Dataset records:
◇ ◇ ◇ ◇ ◇ ◇ ◇
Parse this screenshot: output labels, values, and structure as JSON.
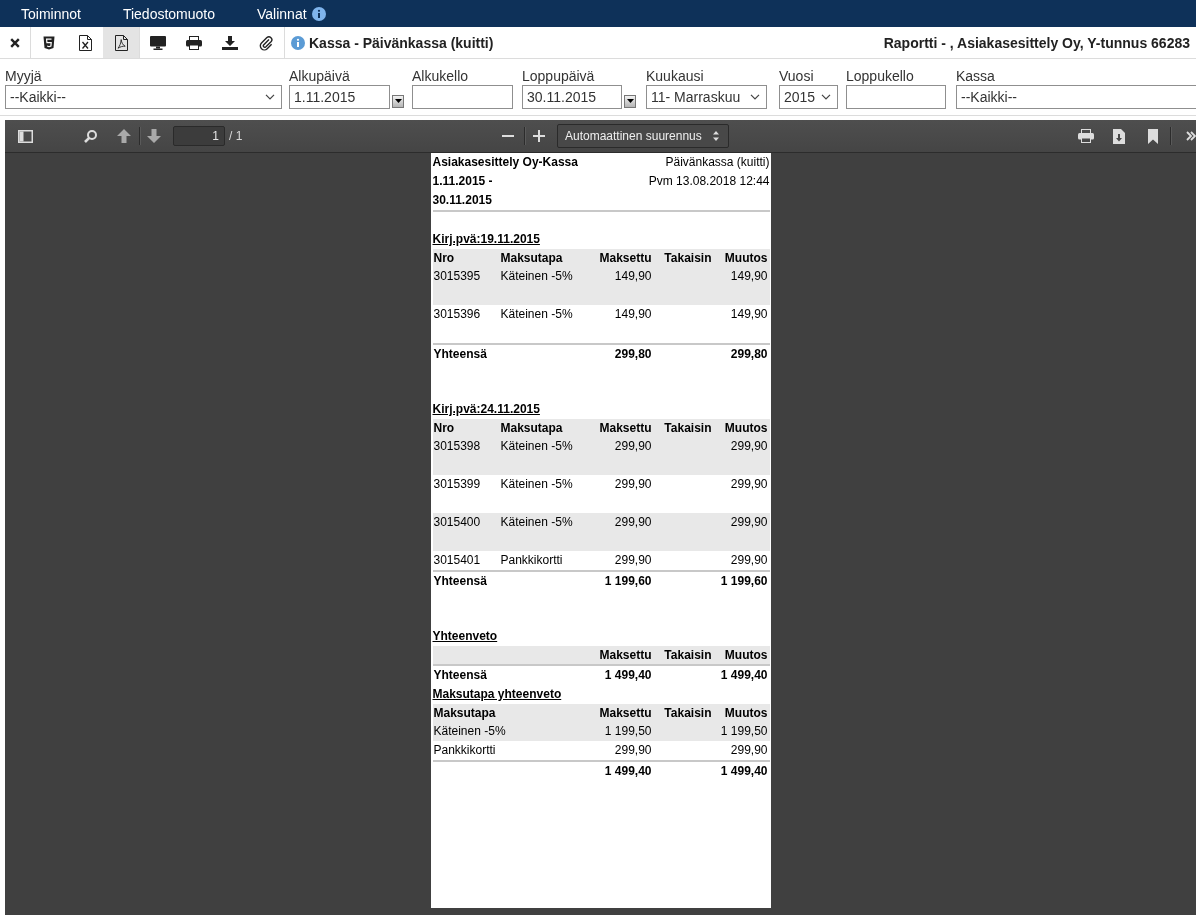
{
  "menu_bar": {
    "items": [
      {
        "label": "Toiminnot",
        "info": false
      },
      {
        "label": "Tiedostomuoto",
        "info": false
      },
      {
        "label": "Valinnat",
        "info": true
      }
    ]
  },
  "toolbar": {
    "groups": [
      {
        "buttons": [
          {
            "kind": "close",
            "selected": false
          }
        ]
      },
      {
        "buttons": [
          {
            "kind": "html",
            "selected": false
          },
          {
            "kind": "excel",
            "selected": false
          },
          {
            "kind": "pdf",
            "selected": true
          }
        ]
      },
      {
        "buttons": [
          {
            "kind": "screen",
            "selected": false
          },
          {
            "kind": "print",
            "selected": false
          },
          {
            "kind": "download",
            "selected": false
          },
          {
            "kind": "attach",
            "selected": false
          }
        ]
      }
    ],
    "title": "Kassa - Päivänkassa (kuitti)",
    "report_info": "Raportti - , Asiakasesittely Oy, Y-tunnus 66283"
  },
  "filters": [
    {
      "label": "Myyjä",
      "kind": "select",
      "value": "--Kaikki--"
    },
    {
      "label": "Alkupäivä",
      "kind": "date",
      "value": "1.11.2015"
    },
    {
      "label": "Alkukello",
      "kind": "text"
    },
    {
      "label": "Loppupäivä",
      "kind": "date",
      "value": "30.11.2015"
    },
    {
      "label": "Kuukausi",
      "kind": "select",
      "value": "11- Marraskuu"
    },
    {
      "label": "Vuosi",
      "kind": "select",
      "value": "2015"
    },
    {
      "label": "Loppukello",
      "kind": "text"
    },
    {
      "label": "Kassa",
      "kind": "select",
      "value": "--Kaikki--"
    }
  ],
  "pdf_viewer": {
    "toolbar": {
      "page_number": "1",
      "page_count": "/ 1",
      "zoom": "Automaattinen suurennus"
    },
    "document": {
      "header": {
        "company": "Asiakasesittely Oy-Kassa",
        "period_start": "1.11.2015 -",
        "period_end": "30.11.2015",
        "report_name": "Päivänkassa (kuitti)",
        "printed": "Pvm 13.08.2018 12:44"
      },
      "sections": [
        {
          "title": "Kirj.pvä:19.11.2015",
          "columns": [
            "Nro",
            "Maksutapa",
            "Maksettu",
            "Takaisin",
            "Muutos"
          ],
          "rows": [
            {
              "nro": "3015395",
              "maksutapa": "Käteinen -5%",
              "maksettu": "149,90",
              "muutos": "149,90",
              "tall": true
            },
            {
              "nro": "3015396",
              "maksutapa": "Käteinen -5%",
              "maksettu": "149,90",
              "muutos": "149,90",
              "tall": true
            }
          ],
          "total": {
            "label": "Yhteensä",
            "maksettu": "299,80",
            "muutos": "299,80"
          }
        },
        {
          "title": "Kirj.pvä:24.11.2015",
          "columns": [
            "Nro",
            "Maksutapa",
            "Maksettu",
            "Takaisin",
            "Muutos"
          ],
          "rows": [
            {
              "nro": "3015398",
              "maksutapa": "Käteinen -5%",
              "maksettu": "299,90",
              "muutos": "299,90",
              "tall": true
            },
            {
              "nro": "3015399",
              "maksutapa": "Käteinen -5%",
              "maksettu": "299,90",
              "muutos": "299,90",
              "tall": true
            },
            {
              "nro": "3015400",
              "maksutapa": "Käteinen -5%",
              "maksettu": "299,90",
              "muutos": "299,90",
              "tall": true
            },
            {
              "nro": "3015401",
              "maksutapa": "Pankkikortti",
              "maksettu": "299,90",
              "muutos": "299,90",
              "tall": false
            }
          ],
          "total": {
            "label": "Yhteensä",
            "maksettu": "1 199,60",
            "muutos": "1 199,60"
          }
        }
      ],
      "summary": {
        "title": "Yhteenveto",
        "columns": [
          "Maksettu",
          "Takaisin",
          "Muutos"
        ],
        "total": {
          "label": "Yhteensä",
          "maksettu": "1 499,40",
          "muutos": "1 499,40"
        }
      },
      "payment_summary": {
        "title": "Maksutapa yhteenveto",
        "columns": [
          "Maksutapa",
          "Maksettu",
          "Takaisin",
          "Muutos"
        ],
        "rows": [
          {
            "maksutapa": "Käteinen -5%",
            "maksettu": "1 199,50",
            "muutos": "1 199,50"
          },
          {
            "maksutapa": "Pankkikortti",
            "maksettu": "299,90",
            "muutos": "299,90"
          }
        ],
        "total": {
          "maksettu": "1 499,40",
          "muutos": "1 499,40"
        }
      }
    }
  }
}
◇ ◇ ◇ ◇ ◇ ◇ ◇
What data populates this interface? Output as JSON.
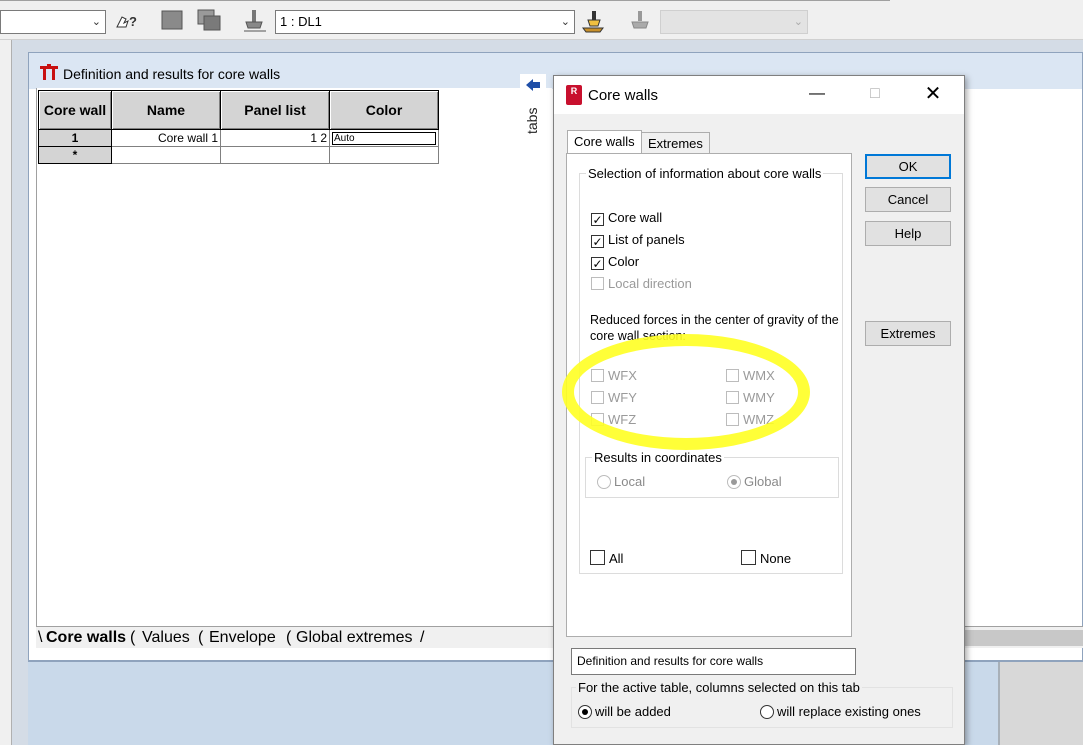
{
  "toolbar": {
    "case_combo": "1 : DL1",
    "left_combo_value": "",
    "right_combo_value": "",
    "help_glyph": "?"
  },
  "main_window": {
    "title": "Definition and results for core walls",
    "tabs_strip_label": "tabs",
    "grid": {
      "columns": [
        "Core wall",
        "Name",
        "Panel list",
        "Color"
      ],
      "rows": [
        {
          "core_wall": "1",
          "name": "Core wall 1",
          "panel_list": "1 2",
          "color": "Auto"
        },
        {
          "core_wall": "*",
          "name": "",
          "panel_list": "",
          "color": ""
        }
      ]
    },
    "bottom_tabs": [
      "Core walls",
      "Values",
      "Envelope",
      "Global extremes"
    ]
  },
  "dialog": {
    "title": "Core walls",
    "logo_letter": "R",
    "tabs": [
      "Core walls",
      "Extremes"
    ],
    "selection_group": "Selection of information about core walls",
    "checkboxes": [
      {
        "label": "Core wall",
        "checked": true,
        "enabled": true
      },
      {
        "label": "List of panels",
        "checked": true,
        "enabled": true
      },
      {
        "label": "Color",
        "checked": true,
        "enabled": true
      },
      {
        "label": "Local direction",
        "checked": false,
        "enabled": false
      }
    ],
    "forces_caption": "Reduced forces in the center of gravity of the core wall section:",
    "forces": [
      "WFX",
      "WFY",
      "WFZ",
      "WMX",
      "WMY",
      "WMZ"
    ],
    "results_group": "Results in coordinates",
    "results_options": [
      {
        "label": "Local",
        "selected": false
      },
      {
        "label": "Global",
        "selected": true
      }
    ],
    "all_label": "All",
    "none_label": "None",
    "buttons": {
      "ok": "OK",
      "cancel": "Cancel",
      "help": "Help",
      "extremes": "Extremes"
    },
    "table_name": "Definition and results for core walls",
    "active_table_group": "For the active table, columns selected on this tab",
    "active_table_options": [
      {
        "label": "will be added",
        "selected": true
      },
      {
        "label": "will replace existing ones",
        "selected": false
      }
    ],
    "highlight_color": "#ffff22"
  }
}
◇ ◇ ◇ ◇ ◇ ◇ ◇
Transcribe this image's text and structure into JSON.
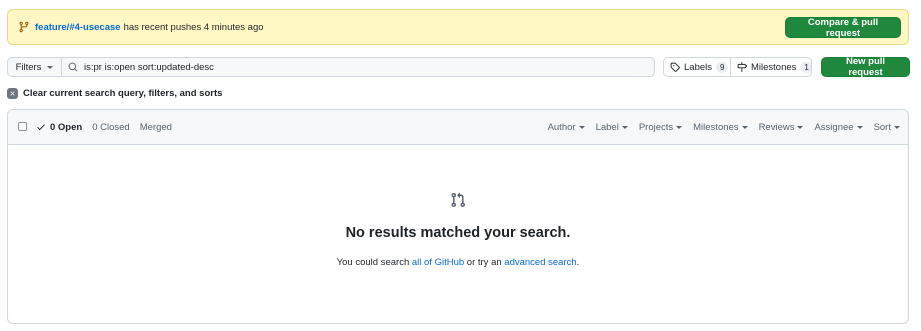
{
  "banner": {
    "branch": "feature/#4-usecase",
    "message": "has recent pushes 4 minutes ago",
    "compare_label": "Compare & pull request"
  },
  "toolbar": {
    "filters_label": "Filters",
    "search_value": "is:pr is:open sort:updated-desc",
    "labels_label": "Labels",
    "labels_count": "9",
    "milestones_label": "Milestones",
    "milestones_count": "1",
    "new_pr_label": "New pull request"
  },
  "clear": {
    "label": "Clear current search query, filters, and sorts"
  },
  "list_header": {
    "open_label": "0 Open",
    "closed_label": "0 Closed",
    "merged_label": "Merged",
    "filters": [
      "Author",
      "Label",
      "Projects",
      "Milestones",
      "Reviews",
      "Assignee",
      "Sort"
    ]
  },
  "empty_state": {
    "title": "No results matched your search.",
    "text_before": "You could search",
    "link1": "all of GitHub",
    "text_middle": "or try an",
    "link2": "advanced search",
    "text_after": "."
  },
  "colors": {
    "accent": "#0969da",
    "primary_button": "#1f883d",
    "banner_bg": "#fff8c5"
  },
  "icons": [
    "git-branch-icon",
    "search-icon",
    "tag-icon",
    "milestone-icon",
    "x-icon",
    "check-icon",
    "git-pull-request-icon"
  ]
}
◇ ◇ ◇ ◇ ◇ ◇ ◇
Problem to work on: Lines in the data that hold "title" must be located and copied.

Solved problem:
    "title": "Kassa - Päivänkassa (kuitti)",
          "title": "Kirj.pvä:19.11.2015",
          "title": "Kirj.pvä:24.11.2015",
        "title": "Yhteenveto",
        "title": "Maksutapa yhteenveto",
    "title": "Definition and results for core walls",
    "title": "Core walls",
    "title": "No results matched your search.",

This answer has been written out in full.